but now it seems to me that if I had actually read your papers in length, I would have probably found out that you were a Joy Christian's soulmate in those exchanges. ;-)


Entanglement works generally, regardless of objects' geometric interpretation or positions in spacetime. But if you have a theory with a spacetime, then every degree of freedom is associated with some location - the location and time don't have to be and aren't operators in a QFT; they are variables that operators (fields) depend upon (so all your "paradoxes" of this kind are completely nonsensical) - and Maldacena, Susskind say that if you have an entanglement in a theory where degrees of freedom result from local fields, the entanglement is equivalent to a nontrivial Einstein-Rosen-bridge-like topology. In other words, entangled states in theories that live in a spacetime have a separate wormhole-like spacetime visualization, not just the ordinary visualization as superpositions of unentangled states in a spacetime of a trivial topology.


There's no paradox here and there can't be any paradox here.


reader Florin Moldoveanu said...

Dear Lubos,

You say: “if you have an entanglement in a theory where degrees of freedom result from local fields, The entanglement is equivalent to a nontrivial Einstein-Rosen-bridge-like topology”

In a poetic sense, sure, but in a mathematical setting where there is an underlying mathematical structure related to both cases, it is crackpot. No such mathematical structure exists and it can be proven that it cannot exist. I know this because I know how to derive QM from natural postulates (http://arxiv.org/abs/1303.3935) and how to recover the full QM formalism
step by step. I also know how to generalize QM to naturally arrive at field theory in one particular case, and I am working to obtain the complete generalization classification.

But forget about fancy arguments, entanglement exists because superposition which exists because Hilbert spaces. And the wavefunction lives in a configuration space which is not the same as the ordinary space (but many people are tricked by the 1-particle problems like the Hydrogen atom and mistake the configuration space for real space). I will not name names, but I was surprised to discover that even well established QM experts sometimes forget about this and promote
invalid arguments based on it.

Still not convinced? “Einstein-Rosen-bridge-like topology” Topology demands the idea of neighborhood in the most general sense. Local realism is long dead and cannot be an explanation for QM correlations.

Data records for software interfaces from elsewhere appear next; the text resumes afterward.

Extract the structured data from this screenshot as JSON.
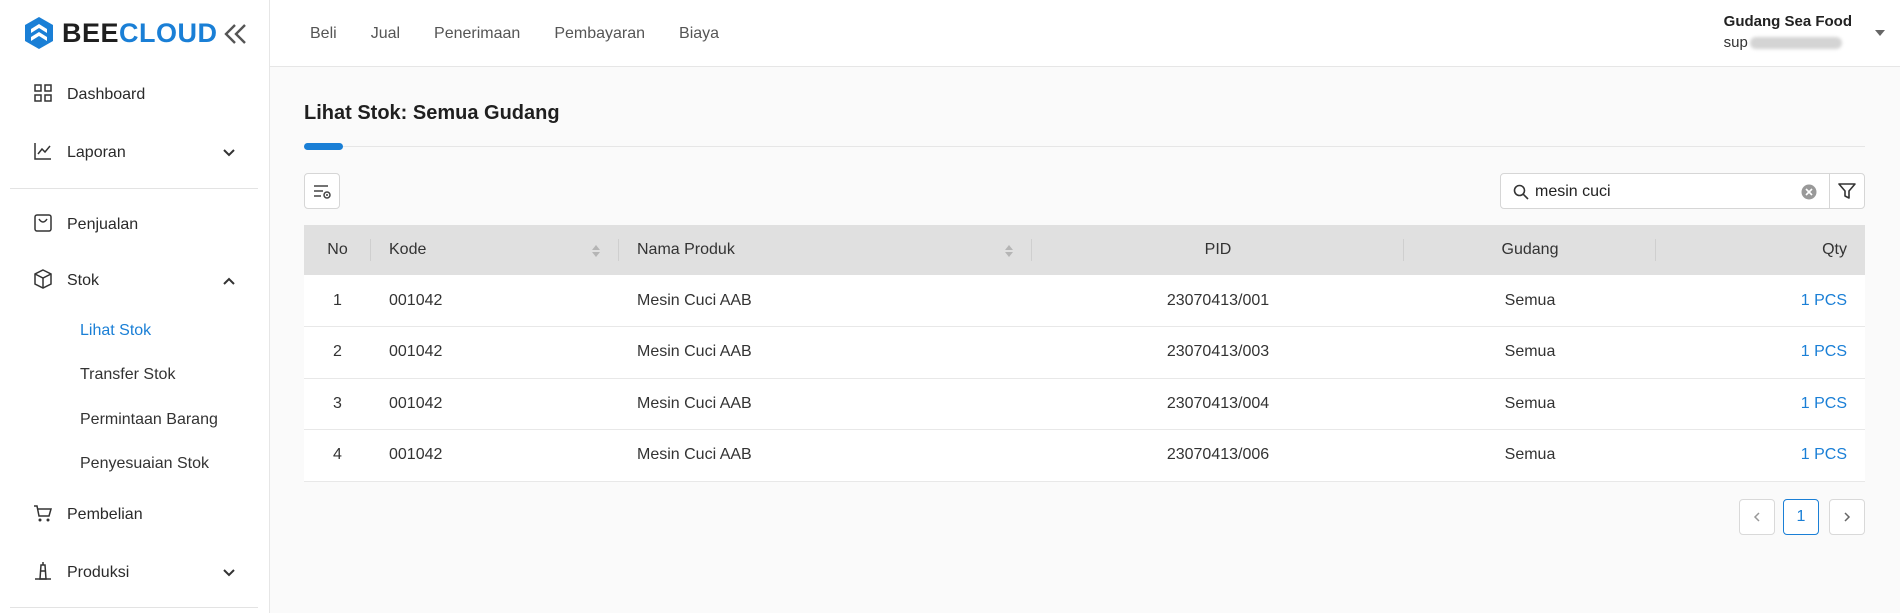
{
  "brand": {
    "part1": "BEE",
    "part2": "CLOUD"
  },
  "sidebar": {
    "items": [
      {
        "label": "Dashboard"
      },
      {
        "label": "Laporan"
      },
      {
        "label": "Penjualan"
      },
      {
        "label": "Stok"
      },
      {
        "label": "Pembelian"
      },
      {
        "label": "Produksi"
      }
    ],
    "stok_sub": [
      {
        "label": "Lihat Stok"
      },
      {
        "label": "Transfer Stok"
      },
      {
        "label": "Permintaan Barang"
      },
      {
        "label": "Penyesuaian Stok"
      }
    ]
  },
  "topnav": [
    "Beli",
    "Jual",
    "Penerimaan",
    "Pembayaran",
    "Biaya"
  ],
  "user": {
    "name": "Gudang Sea Food",
    "email_prefix": "sup"
  },
  "page": {
    "title": "Lihat Stok: Semua Gudang"
  },
  "search": {
    "value": "mesin cuci"
  },
  "table": {
    "headers": {
      "no": "No",
      "kode": "Kode",
      "nama": "Nama Produk",
      "pid": "PID",
      "gudang": "Gudang",
      "qty": "Qty"
    },
    "rows": [
      {
        "no": "1",
        "kode": "001042",
        "nama": "Mesin Cuci AAB",
        "pid": "23070413/001",
        "gudang": "Semua",
        "qty": "1 PCS"
      },
      {
        "no": "2",
        "kode": "001042",
        "nama": "Mesin Cuci AAB",
        "pid": "23070413/003",
        "gudang": "Semua",
        "qty": "1 PCS"
      },
      {
        "no": "3",
        "kode": "001042",
        "nama": "Mesin Cuci AAB",
        "pid": "23070413/004",
        "gudang": "Semua",
        "qty": "1 PCS"
      },
      {
        "no": "4",
        "kode": "001042",
        "nama": "Mesin Cuci AAB",
        "pid": "23070413/006",
        "gudang": "Semua",
        "qty": "1 PCS"
      }
    ]
  },
  "pagination": {
    "current": "1"
  },
  "colors": {
    "accent": "#1a7fd6",
    "header_bg": "#e0e0e0"
  }
}
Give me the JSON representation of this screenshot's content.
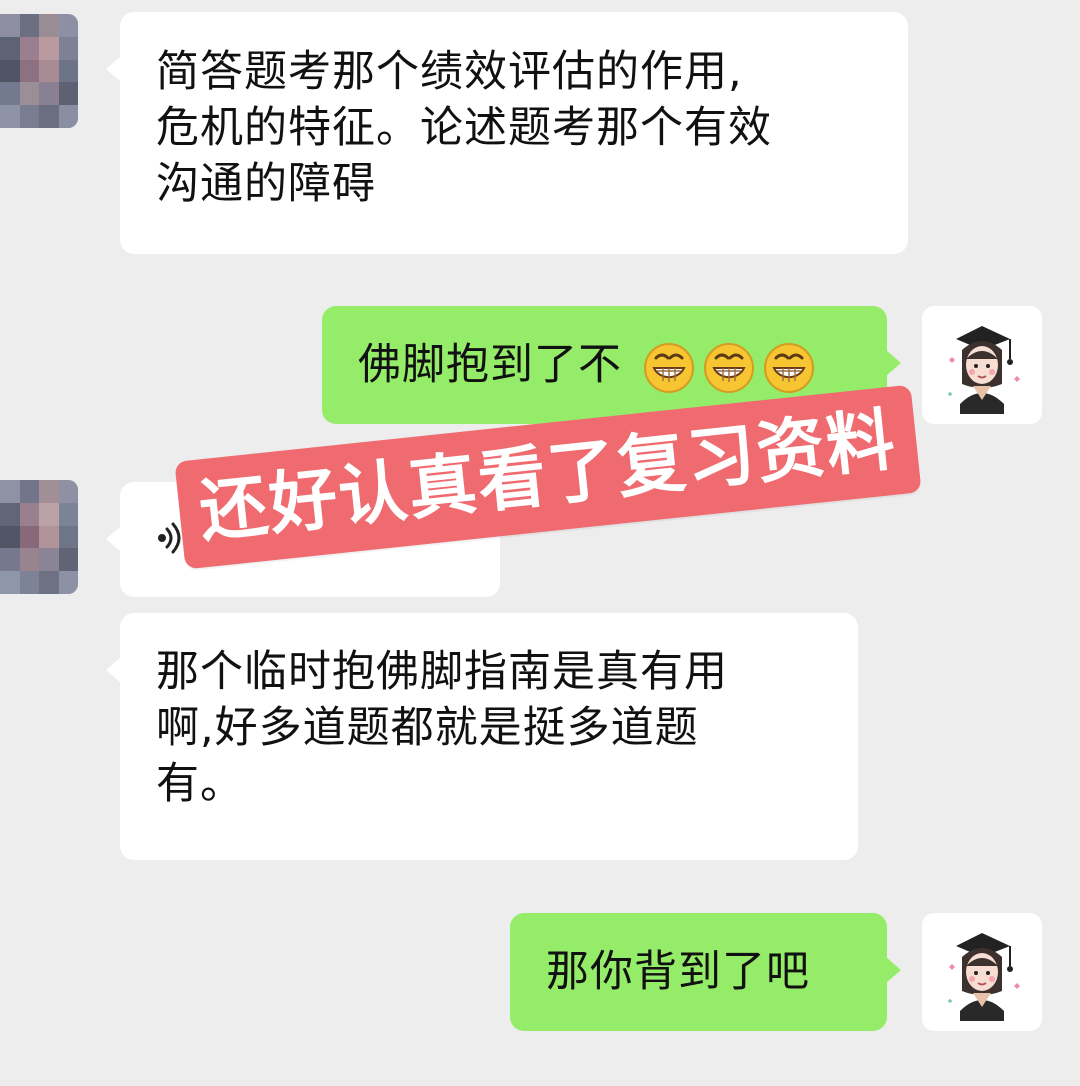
{
  "chat": {
    "messages": [
      {
        "side": "incoming",
        "lines": [
          "简答题考那个绩效评估的作用,",
          "危机的特征。论述题考那个有效",
          "沟通的障碍"
        ]
      },
      {
        "side": "outgoing",
        "text": "佛脚抱到了不",
        "emoji": [
          "grinning-face",
          "grinning-face",
          "grinning-face"
        ]
      },
      {
        "side": "incoming",
        "kind": "voice",
        "icon": "voice-icon"
      },
      {
        "side": "incoming",
        "lines": [
          "那个临时抱佛脚指南是真有用",
          "啊,好多道题都就是挺多道题",
          "有。"
        ]
      },
      {
        "side": "outgoing",
        "text": "那你背到了吧"
      }
    ]
  },
  "overlay": {
    "text": "还好认真看了复习资料",
    "background": "#ef6b70"
  },
  "colors": {
    "background": "#ededed",
    "incoming_bubble": "#ffffff",
    "outgoing_bubble": "#95ec69",
    "text": "#111111"
  },
  "icons": {
    "incoming_avatar": "pixelated-avatar-icon",
    "outgoing_avatar": "graduate-girl-avatar-icon",
    "emoji": "grinning-face-emoji"
  }
}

“I would have probably found out that you were a Joy Christian's soulmate in those exchanges. ;-)”

Funny you should say this. I can probably say the same thing about you and Lisi (http://motls.blogspot.com/2007/11/exceptionally-simple-theory-of.html) regarding Coleman-Mandula ;) What
does C-M say? “impossibility of
combining space-time and internal symmetries in any but a trivial way. “ Gee, have they looked at the Einstein-Rosen-bridge-like
topology and how it can “explain entanglement”? Of course some may argue that C-M is for flat space, but in GR the manifold has well defined tangent spaces and non-traversability does not invalidate C-M.

I am grateful for your support of fighting Joy, but why don't you read this in depth (http://arxiv.org/abs/1109.0535). You may most likely conclude that Joy was probably not a crackpot but a con artist who planned the whole thing like a hoax to rescue his failed academic career. I am not saying he is a con artist, this is not provable, but I cannot reconcile the fancy math setting and his quick identification of mistakes in his opponents' arguments with the elementary mathematical mistakes he made. My favorite Joy math error was: epsilon/epsilon = 0 when epsilon goes to zero because the numerator goes to zero.


reader Luboš Motl said...

Dear Florin, good to hear about some agreement concerning Joy Christian. That's where the agreement ends.


Your arguments against ER-EPR correspondence are illogical and if there's something in your March 2013 preprint besides infantile colorful flow diagrams and circular and wrong comments about simple postulates of QM, you will have to hire someone else who will sell the discovery to people like me. ;-)